■ **WHAT IS NEEDED**:
Scan the data for "window" and copy the lines it appears in.

■ **EXERCISE DATA**:
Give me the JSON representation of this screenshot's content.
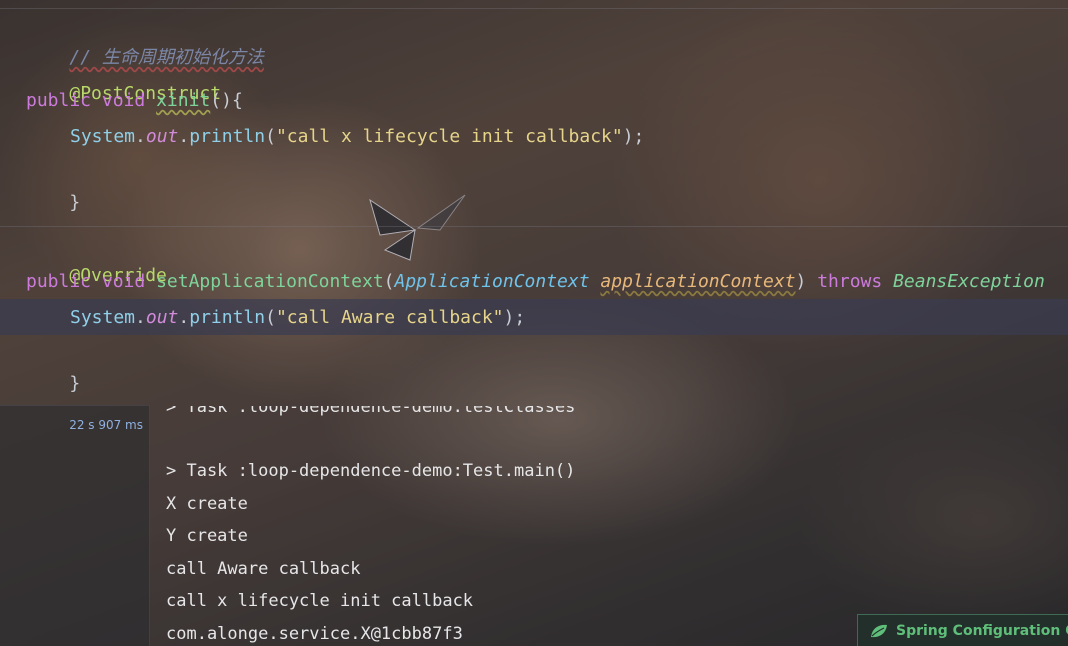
{
  "editor": {
    "comment": "// 生命周期初始化方法",
    "anno_postconstruct": "@PostConstruct",
    "kw_public": "public",
    "kw_void": "void",
    "method_xinit": "xinit",
    "xinit_parens": "(){",
    "system": "System",
    "out": "out",
    "println": "println",
    "str_lifecycle": "\"call x lifecycle init callback\"",
    "close_stmt": ");",
    "close_brace": "}",
    "anno_override": "@Override",
    "method_setctx": "setApplicationContext",
    "param_type": "ApplicationContext",
    "param_name": "applicationContext",
    "kw_throws": "throws",
    "exc_type": "BeansException",
    "str_aware": "\"call Aware callback\""
  },
  "console": {
    "elapsed": "22 s 907 ms",
    "lines": [
      "> Task :loop-dependence-demo:testClasses",
      "",
      "> Task :loop-dependence-demo:Test.main()",
      "X create",
      "Y create",
      "call Aware callback",
      "call x lifecycle init callback",
      "com.alonge.service.X@1cbb87f3"
    ]
  },
  "status_tab": {
    "label": "Spring Configuration Che",
    "icon": "spring-leaf-icon",
    "color": "#5fbf7a"
  }
}
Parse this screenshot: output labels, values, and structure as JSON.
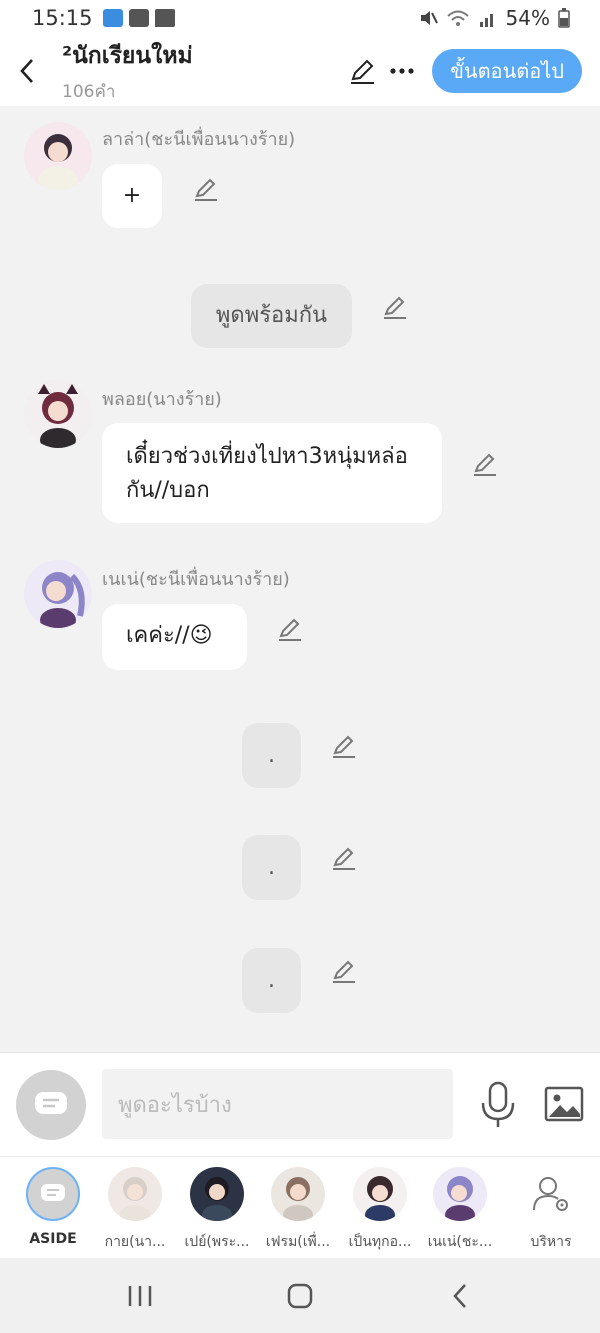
{
  "status_bar": {
    "time": "15:15",
    "battery": "54%"
  },
  "header": {
    "title": "²นักเรียนใหม่",
    "word_count": "106คำ",
    "next_button": "ขั้นตอนต่อไป"
  },
  "messages": [
    {
      "sender": "ลาล่า(ชะนีเพื่อนนางร้าย)",
      "text": "+"
    },
    {
      "sender": "",
      "text": "พูดพร้อมกัน"
    },
    {
      "sender": "พลอย(นางร้าย)",
      "text": "เดี๋ยวช่วงเที่ยงไปหา3หนุ่มหล่อกัน//บอก"
    },
    {
      "sender": "เนเน่(ชะนีเพื่อนนางร้าย)",
      "text": "เคค่ะ//😉"
    },
    {
      "sender": "",
      "text": "."
    },
    {
      "sender": "",
      "text": "."
    },
    {
      "sender": "",
      "text": "."
    }
  ],
  "input": {
    "placeholder": "พูดอะไรบ้าง"
  },
  "characters": [
    {
      "label": "ASIDE"
    },
    {
      "label": "กาย(นา..."
    },
    {
      "label": "เปย์(พระ..."
    },
    {
      "label": "เฟรม(เพื่..."
    },
    {
      "label": "เป็นทุกอ..."
    },
    {
      "label": "เนเน่(ชะ..."
    },
    {
      "label": "บริหาร"
    }
  ],
  "colors": {
    "accent": "#5aa9f6",
    "background": "#f2f2f2"
  }
}
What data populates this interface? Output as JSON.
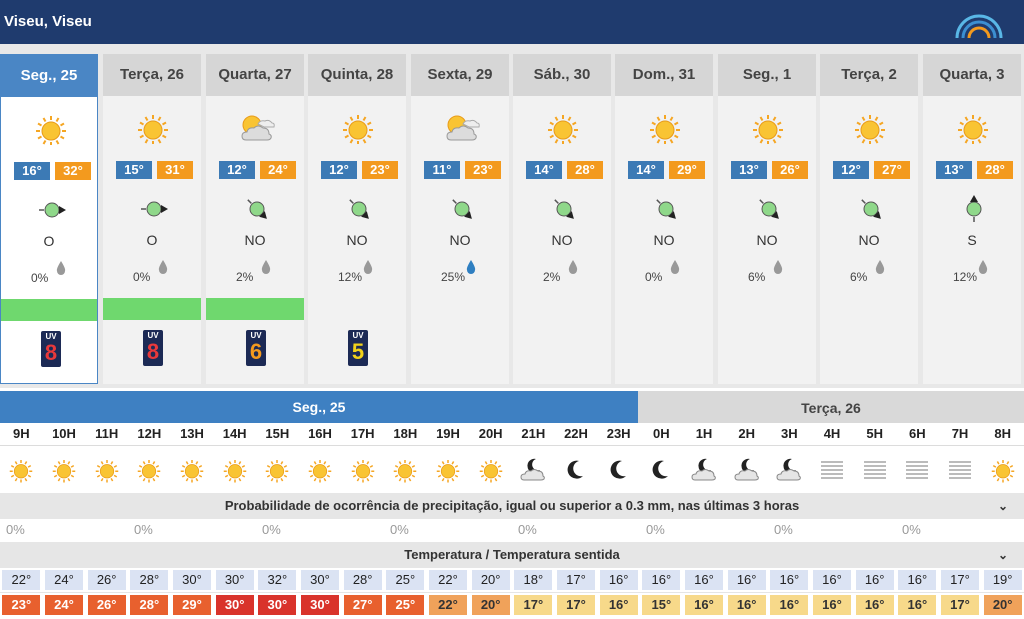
{
  "location": "Viseu, Viseu",
  "days": [
    {
      "label": "Seg., 25",
      "tmin": "16°",
      "tmax": "32°",
      "wind_dir": "O",
      "precip": "0%",
      "icon": "sun-icon",
      "uv": "8",
      "uv_color": "#e8393b",
      "has_uv": true,
      "green": true,
      "selected": true
    },
    {
      "label": "Terça, 26",
      "tmin": "15°",
      "tmax": "31°",
      "wind_dir": "O",
      "precip": "0%",
      "icon": "sun-icon",
      "uv": "8",
      "uv_color": "#e8393b",
      "has_uv": true,
      "green": true
    },
    {
      "label": "Quarta, 27",
      "tmin": "12°",
      "tmax": "24°",
      "wind_dir": "NO",
      "precip": "2%",
      "icon": "sun-cloud-icon",
      "uv": "6",
      "uv_color": "#f39a1e",
      "has_uv": true,
      "green": true
    },
    {
      "label": "Quinta, 28",
      "tmin": "12°",
      "tmax": "23°",
      "wind_dir": "NO",
      "precip": "12%",
      "icon": "sun-icon",
      "uv": "5",
      "uv_color": "#f2d21a",
      "has_uv": true
    },
    {
      "label": "Sexta, 29",
      "tmin": "11°",
      "tmax": "23°",
      "wind_dir": "NO",
      "precip": "25%",
      "icon": "sun-cloud-icon",
      "blue_drop": true
    },
    {
      "label": "Sáb., 30",
      "tmin": "14°",
      "tmax": "28°",
      "wind_dir": "NO",
      "precip": "2%",
      "icon": "sun-icon"
    },
    {
      "label": "Dom., 31",
      "tmin": "14°",
      "tmax": "29°",
      "wind_dir": "NO",
      "precip": "0%",
      "icon": "sun-icon"
    },
    {
      "label": "Seg., 1",
      "tmin": "13°",
      "tmax": "26°",
      "wind_dir": "NO",
      "precip": "6%",
      "icon": "sun-icon"
    },
    {
      "label": "Terça, 2",
      "tmin": "12°",
      "tmax": "27°",
      "wind_dir": "NO",
      "precip": "6%",
      "icon": "sun-icon"
    },
    {
      "label": "Quarta, 3",
      "tmin": "13°",
      "tmax": "28°",
      "wind_dir": "S",
      "precip": "12%",
      "icon": "sun-icon"
    }
  ],
  "hourly": {
    "day1_label": "Seg., 25",
    "day2_label": "Terça, 26",
    "hours": [
      "9H",
      "10H",
      "11H",
      "12H",
      "13H",
      "14H",
      "15H",
      "16H",
      "17H",
      "18H",
      "19H",
      "20H",
      "21H",
      "22H",
      "23H",
      "0H",
      "1H",
      "2H",
      "3H",
      "4H",
      "5H",
      "6H",
      "7H",
      "8H"
    ],
    "icons": [
      "sun-icon",
      "sun-icon",
      "sun-icon",
      "sun-icon",
      "sun-icon",
      "sun-icon",
      "sun-icon",
      "sun-icon",
      "sun-icon",
      "sun-icon",
      "sun-icon",
      "sun-icon",
      "moon-cloud-icon",
      "moon-icon",
      "moon-icon",
      "moon-icon",
      "moon-cloud-icon",
      "moon-cloud-icon",
      "moon-cloud-icon",
      "fog-icon",
      "fog-icon",
      "fog-icon",
      "fog-icon",
      "sun-icon"
    ],
    "precip_title": "Probabilidade de ocorrência de precipitação, igual ou superior a 0.3 mm, nas últimas 3 horas",
    "precip": [
      "0%",
      "0%",
      "0%",
      "0%",
      "0%",
      "0%",
      "0%",
      "0%"
    ],
    "temp_title": "Temperatura / Temperatura sentida",
    "temps": [
      "22°",
      "24°",
      "26°",
      "28°",
      "30°",
      "30°",
      "32°",
      "30°",
      "28°",
      "25°",
      "22°",
      "20°",
      "18°",
      "17°",
      "16°",
      "16°",
      "16°",
      "16°",
      "16°",
      "16°",
      "16°",
      "16°",
      "17°",
      "19°"
    ],
    "feels": [
      "23°",
      "24°",
      "26°",
      "28°",
      "29°",
      "30°",
      "30°",
      "30°",
      "27°",
      "25°",
      "22°",
      "20°",
      "17°",
      "17°",
      "16°",
      "15°",
      "16°",
      "16°",
      "16°",
      "16°",
      "16°",
      "16°",
      "17°",
      "20°"
    ]
  },
  "colors": {
    "header": "#1f3b6e",
    "selected": "#4a86c5",
    "tmin": "#3c7ab5",
    "tmax": "#f39a1e",
    "feels_30": "#d9332b",
    "feels_hot": "#e8602e",
    "feels_warm": "#f0a25a",
    "feels_mild": "#f7d98a"
  }
}
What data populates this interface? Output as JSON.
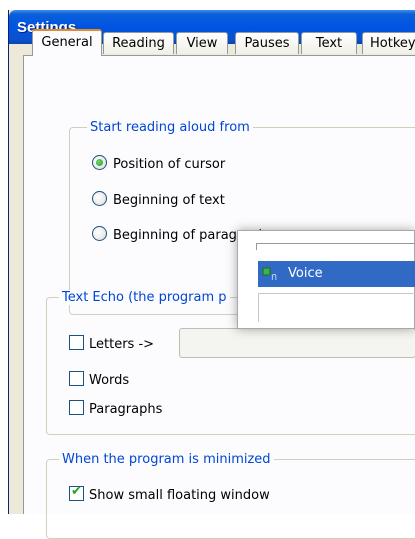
{
  "window": {
    "title": "Settings"
  },
  "tabs": [
    {
      "label": "General",
      "active": true
    },
    {
      "label": "Reading"
    },
    {
      "label": "View"
    },
    {
      "label": "Pauses"
    },
    {
      "label": "Text"
    },
    {
      "label": "Hotkey"
    }
  ],
  "start_reading": {
    "legend": "Start reading aloud from",
    "options": [
      {
        "label": "Position of cursor",
        "checked": true
      },
      {
        "label": "Beginning of text",
        "checked": false
      },
      {
        "label": "Beginning of paragraph",
        "checked": false
      }
    ]
  },
  "text_echo": {
    "legend": "Text Echo (the program p",
    "options": [
      {
        "label": "Letters ->",
        "checked": false
      },
      {
        "label": "Words",
        "checked": false
      },
      {
        "label": "Paragraphs",
        "checked": false
      }
    ]
  },
  "minimized": {
    "legend": "When the program is minimized",
    "options": [
      {
        "label": "Show small floating window",
        "checked": true
      }
    ]
  },
  "popup_menu": {
    "selected_item": "Voice",
    "selected_icon": "voice-icon",
    "highlight_color": "#316ac5"
  }
}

■ **OUTPUT OF THE TASK**:
  "window": {
        "label": "Show small floating window",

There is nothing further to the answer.